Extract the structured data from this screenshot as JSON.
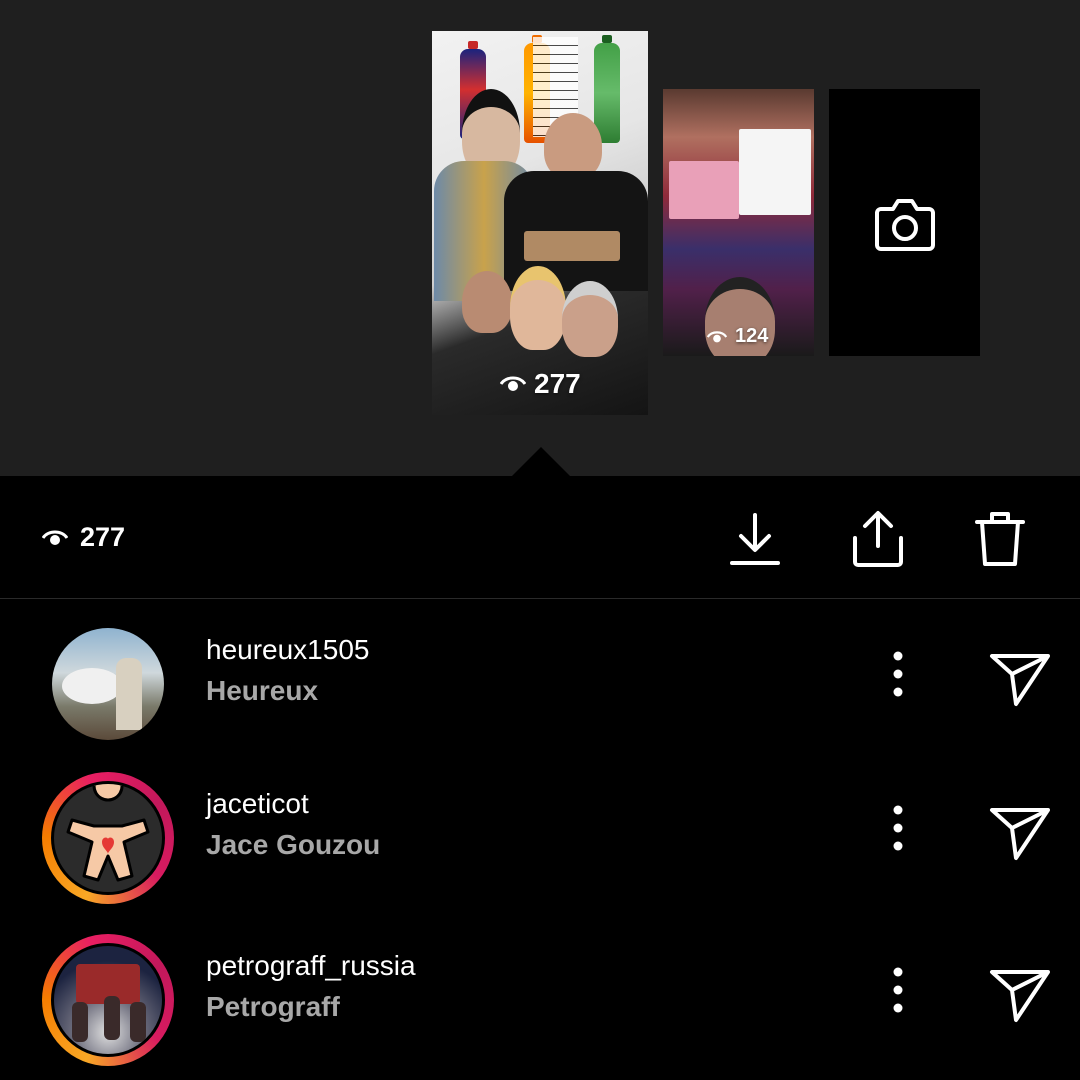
{
  "stories": [
    {
      "views": "277",
      "selected": true
    },
    {
      "views": "124",
      "selected": false
    }
  ],
  "add_story": {
    "icon": "camera-icon"
  },
  "toolbar": {
    "views": "277",
    "actions": [
      {
        "icon": "download-icon"
      },
      {
        "icon": "share-icon"
      },
      {
        "icon": "trash-icon"
      }
    ]
  },
  "viewers": [
    {
      "username": "heureux1505",
      "full_name": "Heureux",
      "story_ring": false
    },
    {
      "username": "jaceticot",
      "full_name": "Jace Gouzou",
      "story_ring": true
    },
    {
      "username": "petrograff_russia",
      "full_name": "Petrograff",
      "story_ring": true
    }
  ],
  "colors": {
    "background": "#000000",
    "top_area": "#1f1f1f",
    "secondary_text": "#a8a8a8",
    "ring_start": "#f9a825",
    "ring_end": "#d81b60"
  }
}
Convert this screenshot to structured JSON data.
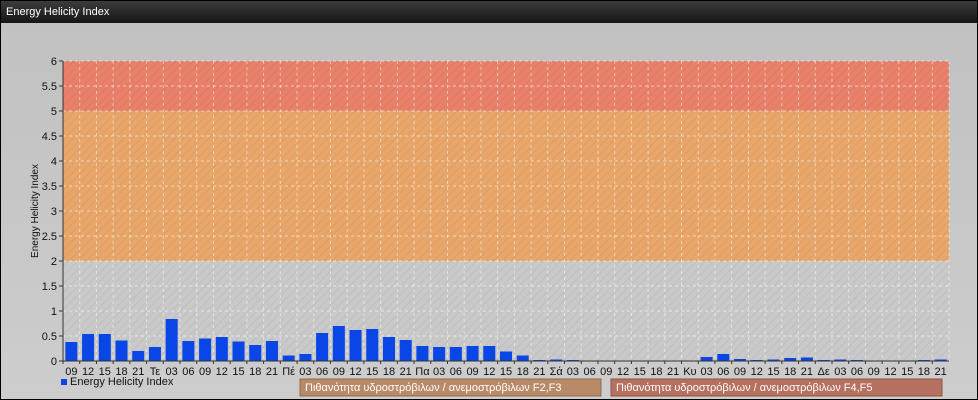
{
  "window": {
    "title": "Energy Helicity Index"
  },
  "colors": {
    "bar": "#0a45e6",
    "band_high": "#e8806a",
    "band_mid": "#e8a66a",
    "band_low": "#c9c9c9",
    "legend_f2f3": "#b98a68",
    "legend_f4f5": "#b5705f"
  },
  "legend": {
    "series_label": "Energy Helicity Index",
    "band_f2f3": "Πιθανότητα υδροστρόβιλων / ανεμοστρόβιλων F2,F3",
    "band_f4f5": "Πιθανότητα υδροστρόβιλων / ανεμοστρόβιλων F4,F5"
  },
  "chart_data": {
    "type": "bar",
    "ylabel": "Energy Helicity Index",
    "ylim": [
      0,
      6
    ],
    "yticks": [
      "0",
      "0.5",
      "1",
      "1.5",
      "2",
      "2.5",
      "3",
      "3.5",
      "4",
      "4.5",
      "5",
      "5.5",
      "6"
    ],
    "grid": true,
    "bands": [
      {
        "from": 5,
        "to": 6,
        "color": "#e8806a"
      },
      {
        "from": 2,
        "to": 5,
        "color": "#e8a66a"
      }
    ],
    "categories": [
      "09",
      "12",
      "15",
      "18",
      "21",
      "Τε",
      "03",
      "06",
      "09",
      "12",
      "15",
      "18",
      "21",
      "Πέ",
      "03",
      "06",
      "09",
      "12",
      "15",
      "18",
      "21",
      "Πα",
      "03",
      "06",
      "09",
      "12",
      "15",
      "18",
      "21",
      "Σά",
      "03",
      "06",
      "09",
      "12",
      "15",
      "18",
      "21",
      "Κυ",
      "03",
      "06",
      "09",
      "12",
      "15",
      "18",
      "21",
      "Δε",
      "03",
      "06",
      "09",
      "12",
      "15",
      "18",
      "21"
    ],
    "series": [
      {
        "values": [
          0.38,
          0.54,
          0.54,
          0.41,
          0.2,
          0.28,
          0.84,
          0.4,
          0.45,
          0.48,
          0.39,
          0.32,
          0.4,
          0.11,
          0.14,
          0.56,
          0.7,
          0.62,
          0.64,
          0.48,
          0.42,
          0.3,
          0.28,
          0.28,
          0.3,
          0.3,
          0.19,
          0.11,
          0.02,
          0.03,
          0.02,
          0.01,
          0.01,
          0.01,
          0.01,
          0.01,
          0.01,
          0.01,
          0.08,
          0.14,
          0.04,
          0.02,
          0.03,
          0.06,
          0.07,
          0.02,
          0.03,
          0.02,
          0.01,
          0.01,
          0.01,
          0.02,
          0.03
        ]
      }
    ]
  }
}
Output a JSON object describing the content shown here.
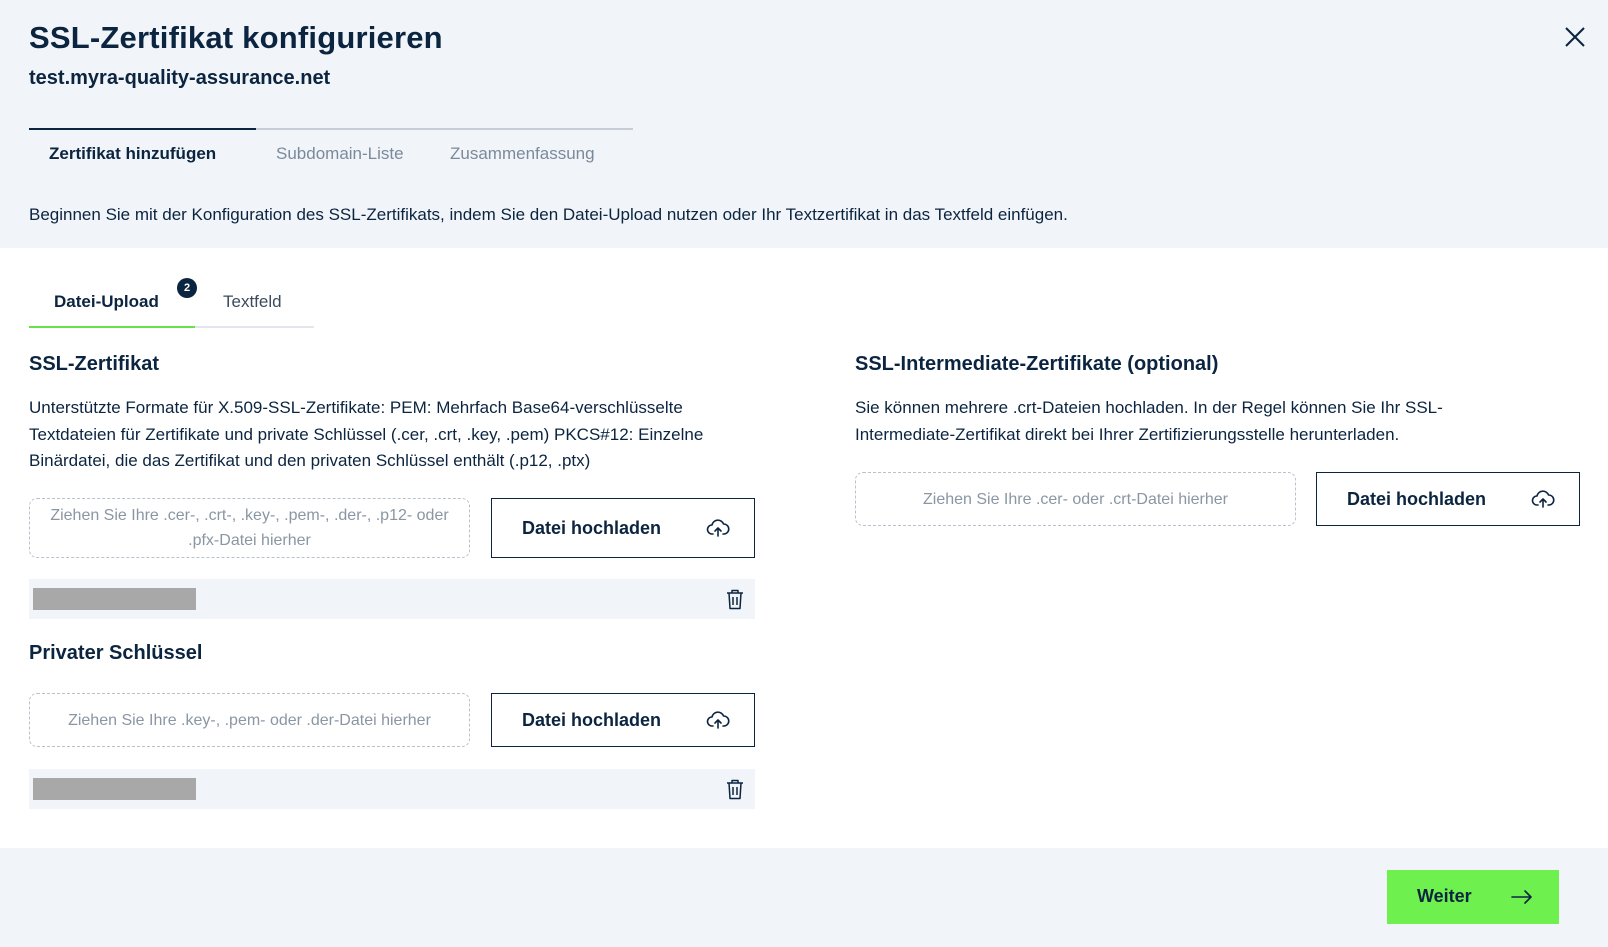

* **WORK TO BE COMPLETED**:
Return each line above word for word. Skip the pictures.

* **COMPLETED TASK**:
Extract the structured data from this screenshot as JSON.
{
  "stories": [
    {
      "views": "277",
      "selected": true
    },
    {
      "views": "124",
      "selected": false
    }
  ],
  "add_story": {
    "icon": "camera-icon"
  },
  "toolbar": {
    "views": "277",
    "actions": [
      {
        "icon": "download-icon"
      },
      {
        "icon": "share-icon"
      },
      {
        "icon": "trash-icon"
      }
    ]
  },
  "viewers": [
    {
      "username": "heureux1505",
      "full_name": "Heureux",
      "story_ring": false
    },
    {
      "username": "jaceticot",
      "full_name": "Jace Gouzou",
      "story_ring": true
    },
    {
      "username": "petrograff_russia",
      "full_name": "Petrograff",
      "story_ring": true
    }
  ],
  "colors": {
    "background": "#000000",
    "top_area": "#1f1f1f",
    "secondary_text": "#a8a8a8",
    "ring_start": "#f9a825",
    "ring_end": "#d81b60"
  }
}
Convert this screenshot to structured JSON data.
{
  "window": {
    "title": "Energy Helicity Index"
  },
  "colors": {
    "bar": "#0a45e6",
    "band_high": "#e8806a",
    "band_mid": "#e8a66a",
    "band_low": "#c9c9c9",
    "legend_f2f3": "#b98a68",
    "legend_f4f5": "#b5705f"
  },
  "legend": {
    "series_label": "Energy Helicity Index",
    "band_f2f3": "Πιθανότητα υδροστρόβιλων / ανεμοστρόβιλων F2,F3",
    "band_f4f5": "Πιθανότητα υδροστρόβιλων / ανεμοστρόβιλων F4,F5"
  },
  "chart_data": {
    "type": "bar",
    "ylabel": "Energy Helicity Index",
    "ylim": [
      0,
      6
    ],
    "yticks": [
      "0",
      "0.5",
      "1",
      "1.5",
      "2",
      "2.5",
      "3",
      "3.5",
      "4",
      "4.5",
      "5",
      "5.5",
      "6"
    ],
    "grid": true,
    "bands": [
      {
        "from": 5,
        "to": 6,
        "color": "#e8806a"
      },
      {
        "from": 2,
        "to": 5,
        "color": "#e8a66a"
      }
    ],
    "categories": [
      "09",
      "12",
      "15",
      "18",
      "21",
      "Τε",
      "03",
      "06",
      "09",
      "12",
      "15",
      "18",
      "21",
      "Πέ",
      "03",
      "06",
      "09",
      "12",
      "15",
      "18",
      "21",
      "Πα",
      "03",
      "06",
      "09",
      "12",
      "15",
      "18",
      "21",
      "Σά",
      "03",
      "06",
      "09",
      "12",
      "15",
      "18",
      "21",
      "Κυ",
      "03",
      "06",
      "09",
      "12",
      "15",
      "18",
      "21",
      "Δε",
      "03",
      "06",
      "09",
      "12",
      "15",
      "18",
      "21"
    ],
    "series": [
      {
        "values": [
          0.38,
          0.54,
          0.54,
          0.41,
          0.2,
          0.28,
          0.84,
          0.4,
          0.45,
          0.48,
          0.39,
          0.32,
          0.4,
          0.11,
          0.14,
          0.56,
          0.7,
          0.62,
          0.64,
          0.48,
          0.42,
          0.3,
          0.28,
          0.28,
          0.3,
          0.3,
          0.19,
          0.11,
          0.02,
          0.03,
          0.02,
          0.01,
          0.01,
          0.01,
          0.01,
          0.01,
          0.01,
          0.01,
          0.08,
          0.14,
          0.04,
          0.02,
          0.03,
          0.06,
          0.07,
          0.02,
          0.03,
          0.02,
          0.01,
          0.01,
          0.01,
          0.02,
          0.03
        ]
      }
    ]
  }
}
Output a JSON object describing the content shown here.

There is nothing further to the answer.